# Exercise details
What's needed is a word-for-word retyping of the entries below, pictures omitted.

....................

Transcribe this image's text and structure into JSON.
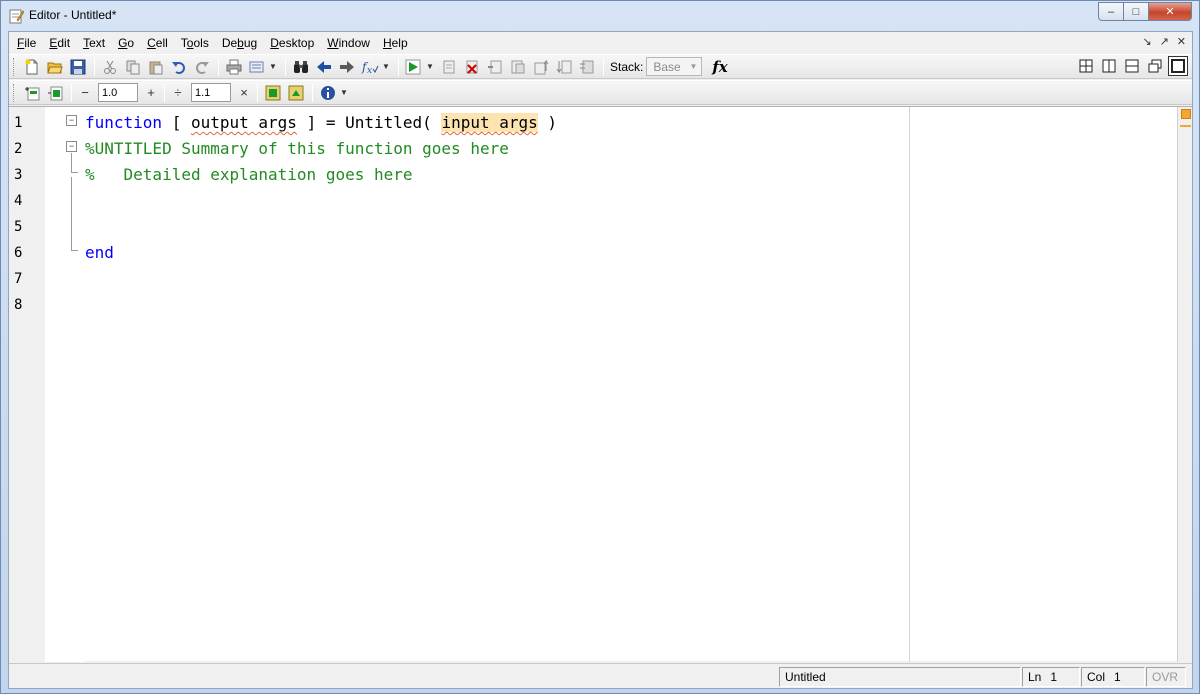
{
  "window": {
    "title": "Editor - Untitled*",
    "buttons": {
      "minimize": "–",
      "maximize": "□",
      "close": "✕"
    }
  },
  "menubar": {
    "items": [
      {
        "label": "File",
        "mnemonic": "F"
      },
      {
        "label": "Edit",
        "mnemonic": "E"
      },
      {
        "label": "Text",
        "mnemonic": "T"
      },
      {
        "label": "Go",
        "mnemonic": "G"
      },
      {
        "label": "Cell",
        "mnemonic": "C"
      },
      {
        "label": "Tools",
        "mnemonic": "o"
      },
      {
        "label": "Debug",
        "mnemonic": "b"
      },
      {
        "label": "Desktop",
        "mnemonic": "D"
      },
      {
        "label": "Window",
        "mnemonic": "W"
      },
      {
        "label": "Help",
        "mnemonic": "H"
      }
    ],
    "right_icons": [
      "↘",
      "↗",
      "✕"
    ]
  },
  "toolbar": {
    "stack_label": "Stack:",
    "stack_value": "Base",
    "fx_label": "fx",
    "icons": [
      "new-file-icon",
      "open-folder-icon",
      "save-icon",
      "cut-icon",
      "copy-icon",
      "paste-icon",
      "undo-icon",
      "redo-icon",
      "print-icon",
      "publish-icon",
      "find-icon",
      "back-icon",
      "forward-icon",
      "function-browser-icon",
      "run-icon",
      "breakpoint-set-icon",
      "breakpoint-clear-icon",
      "step-icon",
      "step-in-icon",
      "step-out-icon",
      "continue-icon",
      "exit-debug-icon"
    ]
  },
  "cell_toolbar": {
    "minus": "−",
    "increment_value": "1.0",
    "plus": "+",
    "divide": "÷",
    "factor_value": "1.1",
    "times": "×"
  },
  "editor": {
    "line_numbers": [
      "1",
      "2",
      "3",
      "4",
      "5",
      "6",
      "7",
      "8"
    ],
    "lines": {
      "l1_kw": "function",
      "l1_a": " [ ",
      "l1_out": "output args",
      "l1_b": " ] = Untitled( ",
      "l1_in": "input args",
      "l1_c": " )",
      "l2": "%UNTITLED Summary of this function goes here",
      "l3": "%   Detailed explanation goes here",
      "l6_kw": "end"
    }
  },
  "statusbar": {
    "file": "Untitled",
    "ln_label": "Ln",
    "ln_value": "1",
    "col_label": "Col",
    "col_value": "1",
    "ovr": "OVR"
  },
  "colors": {
    "keyword": "#0000ff",
    "comment": "#228b22",
    "highlight": "#fde3b2",
    "warning": "#f7a531"
  }
}
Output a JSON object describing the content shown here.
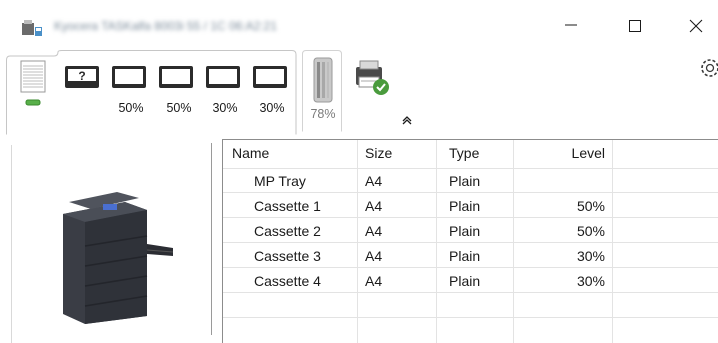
{
  "window": {
    "title": "Kyocera TASKalfa 8003i 55 / 1C 06:A2:21",
    "minimize_icon": "minimize-icon",
    "maximize_icon": "maximize-icon",
    "close_icon": "close-icon"
  },
  "toolbar": {
    "paper_icon": "paper-stack-icon",
    "trays": [
      {
        "icon": "unknown-tray-icon",
        "level": ""
      },
      {
        "icon": "tray-icon",
        "level": "50%"
      },
      {
        "icon": "tray-icon",
        "level": "50%"
      },
      {
        "icon": "tray-icon",
        "level": "30%"
      },
      {
        "icon": "tray-icon",
        "level": "30%"
      }
    ],
    "toner": {
      "icon": "toner-icon",
      "level": "78%"
    },
    "status_icon": "printer-ready-icon",
    "collapse_icon": "collapse-up-icon",
    "settings_icon": "gear-icon"
  },
  "table": {
    "columns": [
      "Name",
      "Size",
      "Type",
      "Level"
    ],
    "rows": [
      {
        "name": "MP Tray",
        "size": "A4",
        "type": "Plain",
        "level": ""
      },
      {
        "name": "Cassette 1",
        "size": "A4",
        "type": "Plain",
        "level": "50%"
      },
      {
        "name": "Cassette 2",
        "size": "A4",
        "type": "Plain",
        "level": "50%"
      },
      {
        "name": "Cassette 3",
        "size": "A4",
        "type": "Plain",
        "level": "30%"
      },
      {
        "name": "Cassette 4",
        "size": "A4",
        "type": "Plain",
        "level": "30%"
      }
    ]
  },
  "colors": {
    "accent": "#4a9b3d",
    "tray_dark": "#2b2b2b",
    "toner_gray": "#8a8a8a"
  }
}
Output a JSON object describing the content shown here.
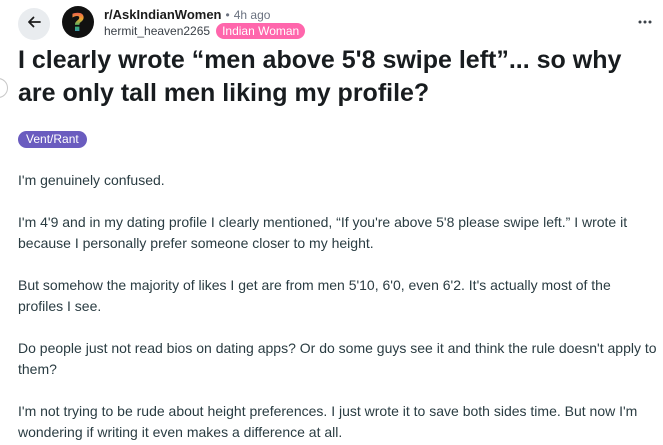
{
  "post": {
    "subreddit": "r/AskIndianWomen",
    "separator": "•",
    "time_ago": "4h ago",
    "username": "hermit_heaven2265",
    "user_flair": "Indian Woman",
    "title": "I clearly wrote “men above 5'8 swipe left”... so why are only tall men liking my profile?",
    "post_flair": "Vent/Rant",
    "paragraphs": [
      "I'm genuinely confused.",
      "I'm 4'9 and in my dating profile I clearly mentioned, “If you're above 5'8 please swipe left.” I wrote it because I personally prefer someone closer to my height.",
      "But somehow the majority of likes I get are from men 5'10, 6'0, even 6'2. It's actually most of the profiles I see.",
      "Do people just not read bios on dating apps? Or do some guys see it and think the rule doesn't apply to them?",
      "I'm not trying to be rude about height preferences. I just wrote it to save both sides time. But now I'm wondering if writing it even makes a difference at all."
    ]
  },
  "icons": {
    "back": "arrow-left-icon",
    "avatar": "question-mark-avatar-icon",
    "more": "more-horizontal-icon"
  },
  "colors": {
    "user_flair_bg": "#ff66ac",
    "post_flair_bg": "#6a5cbf",
    "back_button_bg": "#e9ecef"
  }
}
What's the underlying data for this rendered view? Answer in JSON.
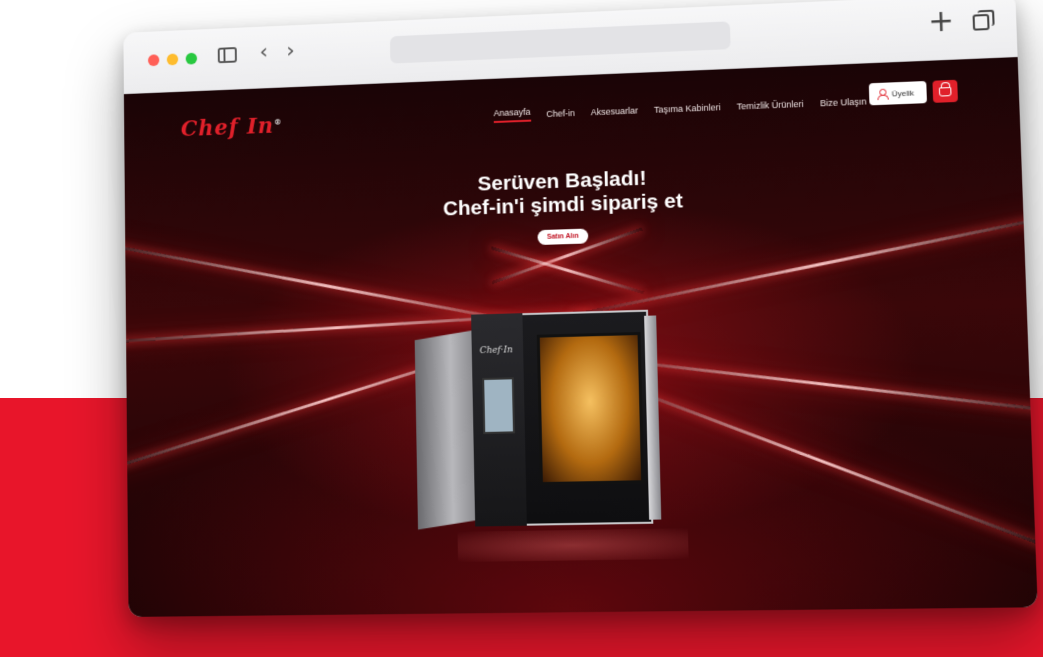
{
  "browser": {
    "url": ""
  },
  "site": {
    "logo": "Chef In",
    "nav": [
      {
        "label": "Anasayfa",
        "active": true
      },
      {
        "label": "Chef-in"
      },
      {
        "label": "Aksesuarlar"
      },
      {
        "label": "Taşıma Kabinleri"
      },
      {
        "label": "Temizlik Ürünleri"
      },
      {
        "label": "Bize Ulaşın"
      }
    ],
    "member_label": "Üyelik",
    "hero": {
      "line1": "Serüven Başladı!",
      "line2": "Chef-in'i şimdi sipariş et",
      "cta": "Satın Alın"
    }
  },
  "colors": {
    "brand_red": "#e0202a",
    "backdrop_red": "#e8152a"
  }
}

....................

# Exercise output
Transcribe this image's text and structure into JSON.
{
  "window": {
    "title": "Editor - Untitled*",
    "buttons": {
      "minimize": "–",
      "maximize": "□",
      "close": "✕"
    }
  },
  "menubar": {
    "items": [
      {
        "label": "File",
        "mnemonic": "F"
      },
      {
        "label": "Edit",
        "mnemonic": "E"
      },
      {
        "label": "Text",
        "mnemonic": "T"
      },
      {
        "label": "Go",
        "mnemonic": "G"
      },
      {
        "label": "Cell",
        "mnemonic": "C"
      },
      {
        "label": "Tools",
        "mnemonic": "o"
      },
      {
        "label": "Debug",
        "mnemonic": "b"
      },
      {
        "label": "Desktop",
        "mnemonic": "D"
      },
      {
        "label": "Window",
        "mnemonic": "W"
      },
      {
        "label": "Help",
        "mnemonic": "H"
      }
    ],
    "right_icons": [
      "↘",
      "↗",
      "✕"
    ]
  },
  "toolbar": {
    "stack_label": "Stack:",
    "stack_value": "Base",
    "fx_label": "fx",
    "icons": [
      "new-file-icon",
      "open-folder-icon",
      "save-icon",
      "cut-icon",
      "copy-icon",
      "paste-icon",
      "undo-icon",
      "redo-icon",
      "print-icon",
      "publish-icon",
      "find-icon",
      "back-icon",
      "forward-icon",
      "function-browser-icon",
      "run-icon",
      "breakpoint-set-icon",
      "breakpoint-clear-icon",
      "step-icon",
      "step-in-icon",
      "step-out-icon",
      "continue-icon",
      "exit-debug-icon"
    ]
  },
  "cell_toolbar": {
    "minus": "−",
    "increment_value": "1.0",
    "plus": "+",
    "divide": "÷",
    "factor_value": "1.1",
    "times": "×"
  },
  "editor": {
    "line_numbers": [
      "1",
      "2",
      "3",
      "4",
      "5",
      "6",
      "7",
      "8"
    ],
    "lines": {
      "l1_kw": "function",
      "l1_a": " [ ",
      "l1_out": "output args",
      "l1_b": " ] = Untitled( ",
      "l1_in": "input args",
      "l1_c": " )",
      "l2": "%UNTITLED Summary of this function goes here",
      "l3": "%   Detailed explanation goes here",
      "l6_kw": "end"
    }
  },
  "statusbar": {
    "file": "Untitled",
    "ln_label": "Ln",
    "ln_value": "1",
    "col_label": "Col",
    "col_value": "1",
    "ovr": "OVR"
  },
  "colors": {
    "keyword": "#0000ff",
    "comment": "#228b22",
    "highlight": "#fde3b2",
    "warning": "#f7a531"
  }
}
Output a JSON object describing the content shown here.
{
  "window": {
    "title": "Kyocera TASKalfa 8003i 55 / 1C 06:A2:21",
    "minimize_icon": "minimize-icon",
    "maximize_icon": "maximize-icon",
    "close_icon": "close-icon"
  },
  "toolbar": {
    "paper_icon": "paper-stack-icon",
    "trays": [
      {
        "icon": "unknown-tray-icon",
        "level": ""
      },
      {
        "icon": "tray-icon",
        "level": "50%"
      },
      {
        "icon": "tray-icon",
        "level": "50%"
      },
      {
        "icon": "tray-icon",
        "level": "30%"
      },
      {
        "icon": "tray-icon",
        "level": "30%"
      }
    ],
    "toner": {
      "icon": "toner-icon",
      "level": "78%"
    },
    "status_icon": "printer-ready-icon",
    "collapse_icon": "collapse-up-icon",
    "settings_icon": "gear-icon"
  },
  "table": {
    "columns": [
      "Name",
      "Size",
      "Type",
      "Level"
    ],
    "rows": [
      {
        "name": "MP Tray",
        "size": "A4",
        "type": "Plain",
        "level": ""
      },
      {
        "name": "Cassette 1",
        "size": "A4",
        "type": "Plain",
        "level": "50%"
      },
      {
        "name": "Cassette 2",
        "size": "A4",
        "type": "Plain",
        "level": "50%"
      },
      {
        "name": "Cassette 3",
        "size": "A4",
        "type": "Plain",
        "level": "30%"
      },
      {
        "name": "Cassette 4",
        "size": "A4",
        "type": "Plain",
        "level": "30%"
      }
    ]
  },
  "colors": {
    "accent": "#4a9b3d",
    "tray_dark": "#2b2b2b",
    "toner_gray": "#8a8a8a"
  }
}
Output a JSON object describing the content shown here.
{
  "post": {
    "subreddit": "r/AskIndianWomen",
    "separator": "•",
    "time_ago": "4h ago",
    "username": "hermit_heaven2265",
    "user_flair": "Indian Woman",
    "title": "I clearly wrote “men above 5'8 swipe left”... so why are only tall men liking my profile?",
    "post_flair": "Vent/Rant",
    "paragraphs": [
      "I'm genuinely confused.",
      "I'm 4'9 and in my dating profile I clearly mentioned, “If you're above 5'8 please swipe left.” I wrote it because I personally prefer someone closer to my height.",
      "But somehow the majority of likes I get are from men 5'10, 6'0, even 6'2. It's actually most of the profiles I see.",
      "Do people just not read bios on dating apps? Or do some guys see it and think the rule doesn't apply to them?",
      "I'm not trying to be rude about height preferences. I just wrote it to save both sides time. But now I'm wondering if writing it even makes a difference at all."
    ]
  },
  "icons": {
    "back": "arrow-left-icon",
    "avatar": "question-mark-avatar-icon",
    "more": "more-horizontal-icon"
  },
  "colors": {
    "user_flair_bg": "#ff66ac",
    "post_flair_bg": "#6a5cbf",
    "back_button_bg": "#e9ecef"
  }
}
What's the underlying data for this rendered view? Answer in JSON.
{
  "browser": {
    "url": ""
  },
  "site": {
    "logo": "Chef In",
    "nav": [
      {
        "label": "Anasayfa",
        "active": true
      },
      {
        "label": "Chef-in"
      },
      {
        "label": "Aksesuarlar"
      },
      {
        "label": "Taşıma Kabinleri"
      },
      {
        "label": "Temizlik Ürünleri"
      },
      {
        "label": "Bize Ulaşın"
      }
    ],
    "member_label": "Üyelik",
    "hero": {
      "line1": "Serüven Başladı!",
      "line2": "Chef-in'i şimdi sipariş et",
      "cta": "Satın Alın"
    }
  },
  "colors": {
    "brand_red": "#e0202a",
    "backdrop_red": "#e8152a"
  }
}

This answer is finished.